PROBLEM TO WORK ON
For each line in the data that includes "this", make a copy.
Top of GIVEN INFORMATION
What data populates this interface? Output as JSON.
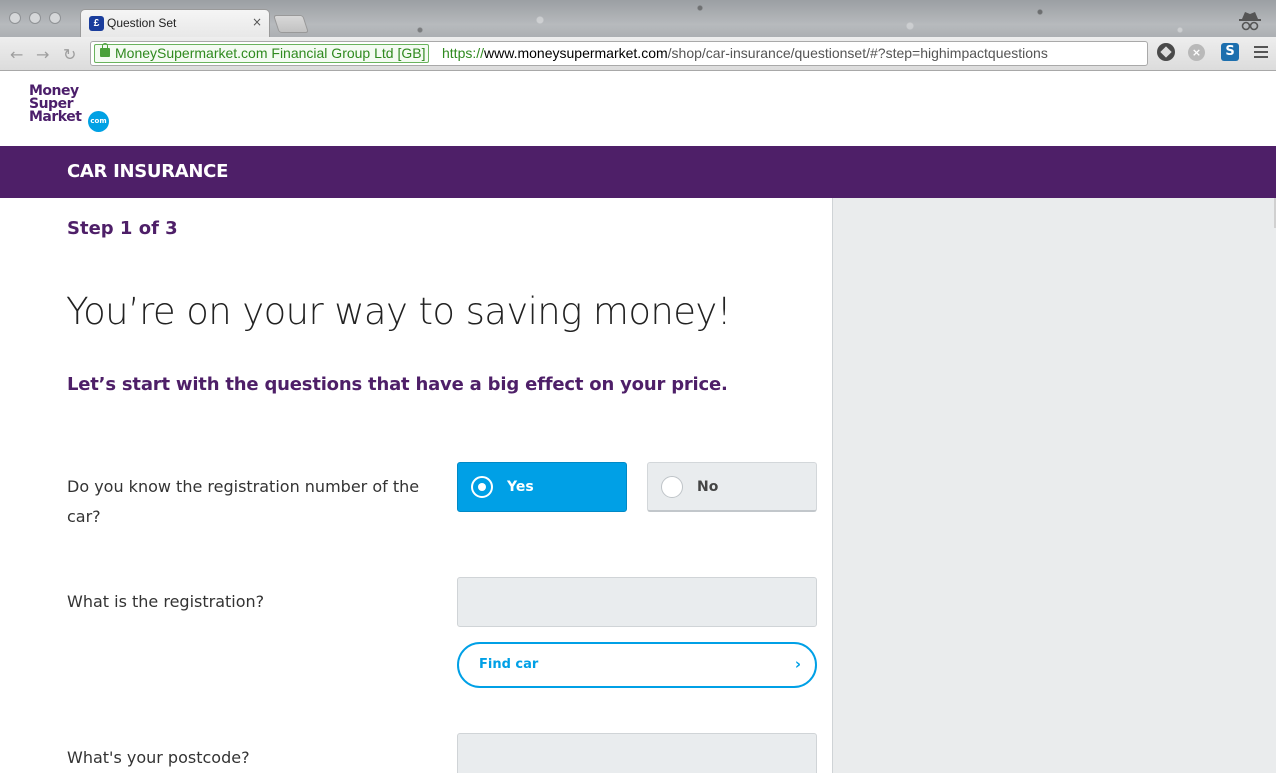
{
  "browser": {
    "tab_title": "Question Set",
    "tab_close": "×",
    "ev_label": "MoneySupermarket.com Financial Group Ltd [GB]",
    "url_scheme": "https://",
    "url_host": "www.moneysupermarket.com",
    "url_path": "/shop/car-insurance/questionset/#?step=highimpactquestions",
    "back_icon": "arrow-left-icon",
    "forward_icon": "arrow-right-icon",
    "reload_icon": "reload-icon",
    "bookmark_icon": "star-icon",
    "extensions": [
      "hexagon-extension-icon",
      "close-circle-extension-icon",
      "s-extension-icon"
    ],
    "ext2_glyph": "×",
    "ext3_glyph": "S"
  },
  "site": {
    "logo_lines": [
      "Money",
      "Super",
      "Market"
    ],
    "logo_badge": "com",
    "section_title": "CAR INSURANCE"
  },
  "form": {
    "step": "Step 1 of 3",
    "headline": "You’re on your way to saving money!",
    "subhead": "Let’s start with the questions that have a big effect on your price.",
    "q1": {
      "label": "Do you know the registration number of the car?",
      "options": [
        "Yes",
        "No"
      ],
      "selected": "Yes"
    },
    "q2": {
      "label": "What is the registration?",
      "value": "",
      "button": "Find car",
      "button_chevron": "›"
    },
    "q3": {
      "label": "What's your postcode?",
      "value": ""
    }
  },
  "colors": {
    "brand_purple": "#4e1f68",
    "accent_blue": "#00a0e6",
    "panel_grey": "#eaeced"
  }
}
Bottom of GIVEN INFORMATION
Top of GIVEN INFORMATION
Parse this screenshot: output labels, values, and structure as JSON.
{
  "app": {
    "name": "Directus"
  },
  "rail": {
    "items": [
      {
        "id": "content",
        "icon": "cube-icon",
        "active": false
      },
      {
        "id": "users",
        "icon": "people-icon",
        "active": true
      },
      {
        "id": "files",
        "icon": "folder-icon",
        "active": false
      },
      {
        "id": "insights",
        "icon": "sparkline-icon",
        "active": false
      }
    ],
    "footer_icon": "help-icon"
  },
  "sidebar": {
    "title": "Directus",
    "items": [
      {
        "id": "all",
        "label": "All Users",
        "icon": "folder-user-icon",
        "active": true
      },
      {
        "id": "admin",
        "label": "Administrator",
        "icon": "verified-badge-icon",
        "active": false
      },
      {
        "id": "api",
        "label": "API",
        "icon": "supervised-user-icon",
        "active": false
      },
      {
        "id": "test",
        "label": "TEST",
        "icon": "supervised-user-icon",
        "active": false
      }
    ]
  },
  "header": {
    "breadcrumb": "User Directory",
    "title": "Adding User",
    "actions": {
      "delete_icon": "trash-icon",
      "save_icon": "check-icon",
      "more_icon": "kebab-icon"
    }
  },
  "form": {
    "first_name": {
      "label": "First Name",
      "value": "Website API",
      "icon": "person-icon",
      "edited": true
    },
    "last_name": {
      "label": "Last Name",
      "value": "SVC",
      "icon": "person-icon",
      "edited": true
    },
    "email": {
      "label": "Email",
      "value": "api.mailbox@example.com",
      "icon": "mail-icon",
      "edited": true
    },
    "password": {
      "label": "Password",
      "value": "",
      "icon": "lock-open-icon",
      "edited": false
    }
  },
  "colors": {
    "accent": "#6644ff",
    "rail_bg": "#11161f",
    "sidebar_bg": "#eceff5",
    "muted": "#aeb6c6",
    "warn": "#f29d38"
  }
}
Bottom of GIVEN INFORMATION
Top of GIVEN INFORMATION
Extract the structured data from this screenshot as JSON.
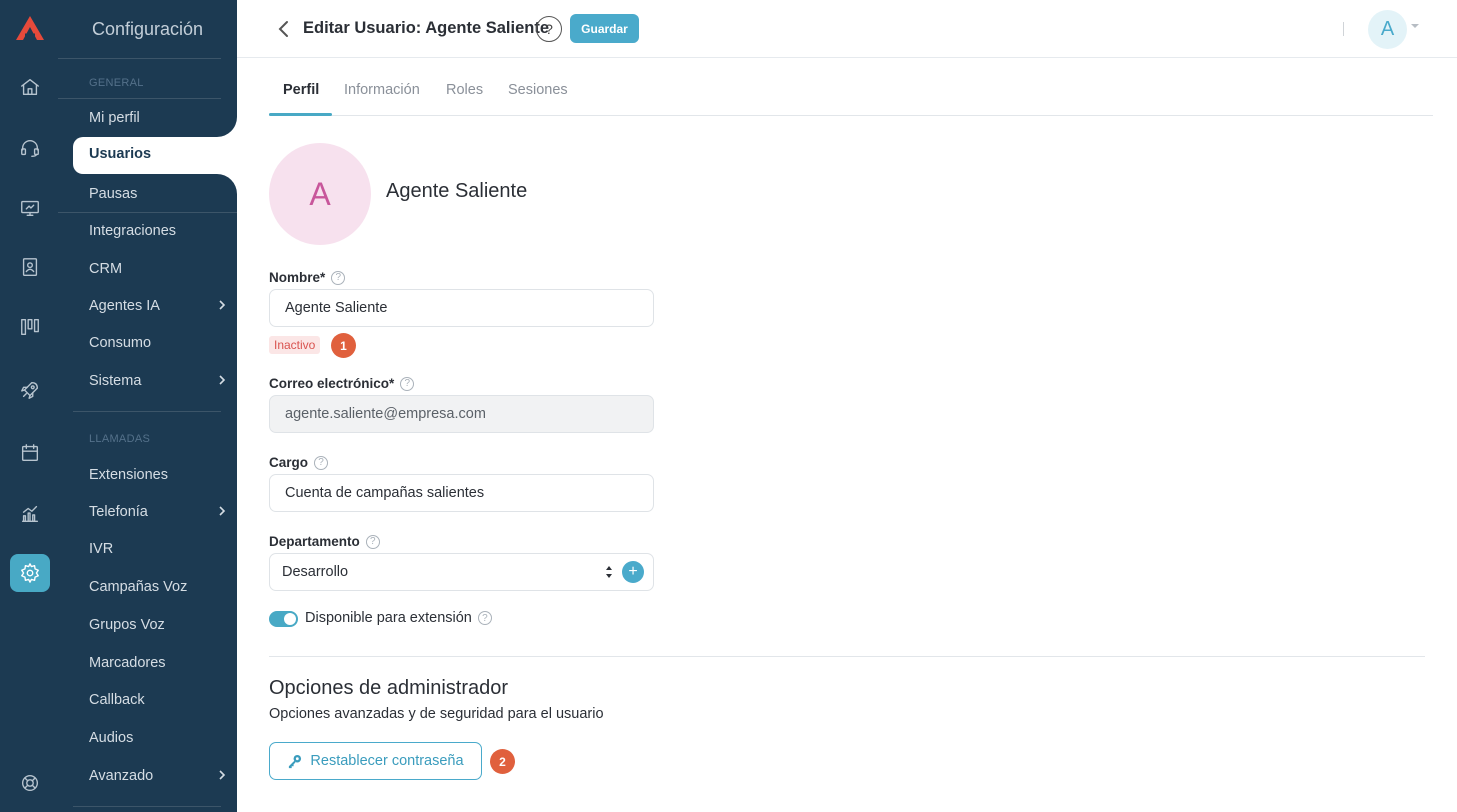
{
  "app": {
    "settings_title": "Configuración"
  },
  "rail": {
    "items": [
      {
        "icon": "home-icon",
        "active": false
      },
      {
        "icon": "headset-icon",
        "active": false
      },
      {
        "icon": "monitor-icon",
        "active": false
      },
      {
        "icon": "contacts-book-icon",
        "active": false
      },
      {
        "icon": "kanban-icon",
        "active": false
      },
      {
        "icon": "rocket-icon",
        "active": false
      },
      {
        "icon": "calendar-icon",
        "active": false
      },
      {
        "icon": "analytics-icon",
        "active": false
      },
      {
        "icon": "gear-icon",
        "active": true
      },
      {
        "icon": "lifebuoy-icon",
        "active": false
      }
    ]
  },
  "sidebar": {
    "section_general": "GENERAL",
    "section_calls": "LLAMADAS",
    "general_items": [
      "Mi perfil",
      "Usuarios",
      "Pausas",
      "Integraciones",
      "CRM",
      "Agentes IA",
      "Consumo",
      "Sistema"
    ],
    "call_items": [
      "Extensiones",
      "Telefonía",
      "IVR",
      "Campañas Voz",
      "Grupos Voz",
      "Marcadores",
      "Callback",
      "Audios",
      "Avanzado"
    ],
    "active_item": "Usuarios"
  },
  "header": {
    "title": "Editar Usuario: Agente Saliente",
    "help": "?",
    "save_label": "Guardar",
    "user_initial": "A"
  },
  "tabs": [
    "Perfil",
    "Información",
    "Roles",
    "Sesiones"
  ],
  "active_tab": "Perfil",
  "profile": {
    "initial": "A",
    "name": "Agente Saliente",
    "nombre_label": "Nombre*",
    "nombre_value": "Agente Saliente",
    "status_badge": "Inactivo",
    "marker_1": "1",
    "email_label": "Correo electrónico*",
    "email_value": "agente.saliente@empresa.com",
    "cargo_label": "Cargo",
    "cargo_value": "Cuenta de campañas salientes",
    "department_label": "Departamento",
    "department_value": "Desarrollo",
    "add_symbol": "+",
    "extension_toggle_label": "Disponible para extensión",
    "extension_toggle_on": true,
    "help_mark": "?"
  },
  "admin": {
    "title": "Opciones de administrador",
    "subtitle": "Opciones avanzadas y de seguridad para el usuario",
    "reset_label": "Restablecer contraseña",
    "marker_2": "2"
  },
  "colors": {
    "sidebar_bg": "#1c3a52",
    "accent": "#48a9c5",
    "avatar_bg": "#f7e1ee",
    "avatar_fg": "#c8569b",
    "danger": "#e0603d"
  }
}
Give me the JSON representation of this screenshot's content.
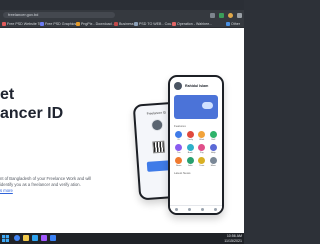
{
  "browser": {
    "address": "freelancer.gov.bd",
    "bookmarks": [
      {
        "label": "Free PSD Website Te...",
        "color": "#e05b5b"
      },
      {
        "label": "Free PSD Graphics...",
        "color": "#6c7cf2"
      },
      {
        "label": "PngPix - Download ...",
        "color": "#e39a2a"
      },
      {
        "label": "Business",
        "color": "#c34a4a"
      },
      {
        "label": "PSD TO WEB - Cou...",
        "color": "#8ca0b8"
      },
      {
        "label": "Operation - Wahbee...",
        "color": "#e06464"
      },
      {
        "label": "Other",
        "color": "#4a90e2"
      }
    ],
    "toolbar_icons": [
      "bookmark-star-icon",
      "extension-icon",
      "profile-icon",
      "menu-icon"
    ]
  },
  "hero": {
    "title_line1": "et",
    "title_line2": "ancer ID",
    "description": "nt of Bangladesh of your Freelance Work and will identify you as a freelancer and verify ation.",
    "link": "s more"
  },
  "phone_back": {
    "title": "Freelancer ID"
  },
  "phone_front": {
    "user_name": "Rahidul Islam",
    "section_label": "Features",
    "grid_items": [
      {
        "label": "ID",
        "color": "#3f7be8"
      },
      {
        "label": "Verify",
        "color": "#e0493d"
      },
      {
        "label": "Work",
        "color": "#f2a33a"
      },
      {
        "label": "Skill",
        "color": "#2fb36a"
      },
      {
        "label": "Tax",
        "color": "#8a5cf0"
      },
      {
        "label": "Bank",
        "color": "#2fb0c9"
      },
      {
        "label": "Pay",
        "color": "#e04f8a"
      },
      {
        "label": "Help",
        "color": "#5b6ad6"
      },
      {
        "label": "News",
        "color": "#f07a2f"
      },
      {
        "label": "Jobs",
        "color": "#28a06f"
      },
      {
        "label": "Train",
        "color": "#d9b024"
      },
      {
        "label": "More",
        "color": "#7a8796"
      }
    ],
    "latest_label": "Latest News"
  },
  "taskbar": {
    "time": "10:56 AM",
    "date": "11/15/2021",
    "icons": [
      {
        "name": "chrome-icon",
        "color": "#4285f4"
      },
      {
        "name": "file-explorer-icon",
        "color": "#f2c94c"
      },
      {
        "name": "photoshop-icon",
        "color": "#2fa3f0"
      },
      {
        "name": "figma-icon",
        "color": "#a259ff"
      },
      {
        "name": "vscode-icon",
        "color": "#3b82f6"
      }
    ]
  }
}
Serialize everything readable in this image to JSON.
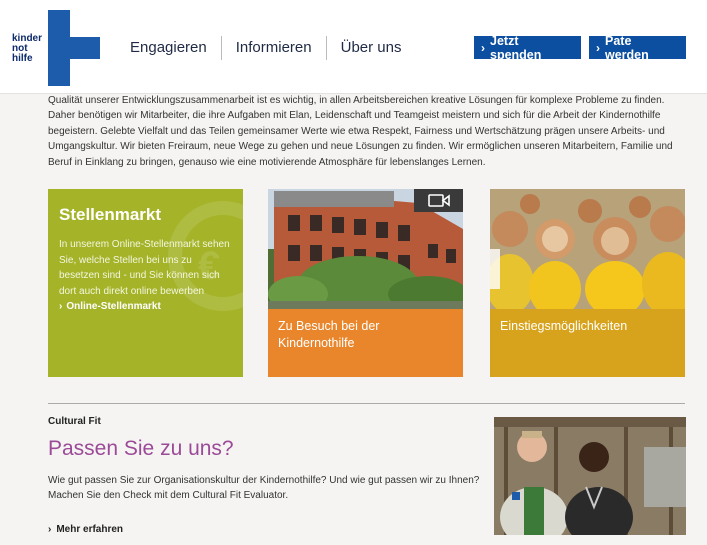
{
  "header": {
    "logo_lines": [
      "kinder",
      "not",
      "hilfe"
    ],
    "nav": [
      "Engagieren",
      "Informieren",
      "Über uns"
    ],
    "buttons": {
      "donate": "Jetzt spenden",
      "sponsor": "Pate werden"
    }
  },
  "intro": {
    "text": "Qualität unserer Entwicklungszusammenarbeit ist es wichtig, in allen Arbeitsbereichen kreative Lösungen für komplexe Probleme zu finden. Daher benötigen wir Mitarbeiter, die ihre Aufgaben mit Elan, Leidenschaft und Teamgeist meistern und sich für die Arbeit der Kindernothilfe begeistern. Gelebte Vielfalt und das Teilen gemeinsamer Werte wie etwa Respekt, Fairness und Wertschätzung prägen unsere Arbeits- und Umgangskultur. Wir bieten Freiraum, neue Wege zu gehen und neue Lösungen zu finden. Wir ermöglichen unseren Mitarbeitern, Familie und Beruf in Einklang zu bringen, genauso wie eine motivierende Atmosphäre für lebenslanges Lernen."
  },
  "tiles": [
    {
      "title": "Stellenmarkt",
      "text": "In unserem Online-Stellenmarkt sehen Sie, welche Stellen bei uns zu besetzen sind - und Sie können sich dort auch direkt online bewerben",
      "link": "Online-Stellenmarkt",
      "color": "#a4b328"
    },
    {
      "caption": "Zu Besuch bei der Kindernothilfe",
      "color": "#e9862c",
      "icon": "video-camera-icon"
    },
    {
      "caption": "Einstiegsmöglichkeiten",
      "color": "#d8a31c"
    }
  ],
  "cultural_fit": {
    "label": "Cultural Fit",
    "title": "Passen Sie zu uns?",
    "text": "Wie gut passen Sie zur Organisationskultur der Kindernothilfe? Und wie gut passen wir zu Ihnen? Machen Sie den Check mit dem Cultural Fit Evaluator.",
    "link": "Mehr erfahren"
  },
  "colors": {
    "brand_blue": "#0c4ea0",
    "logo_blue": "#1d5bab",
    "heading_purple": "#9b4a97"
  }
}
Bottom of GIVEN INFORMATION
ANSWER BELOW
What data populates this interface? Output as JSON.
Parse this screenshot: output labels, values, and structure as JSON.
Extract the structured data from this screenshot as JSON.
Give me the JSON representation of this screenshot's content.
Serialize everything readable in this image to JSON.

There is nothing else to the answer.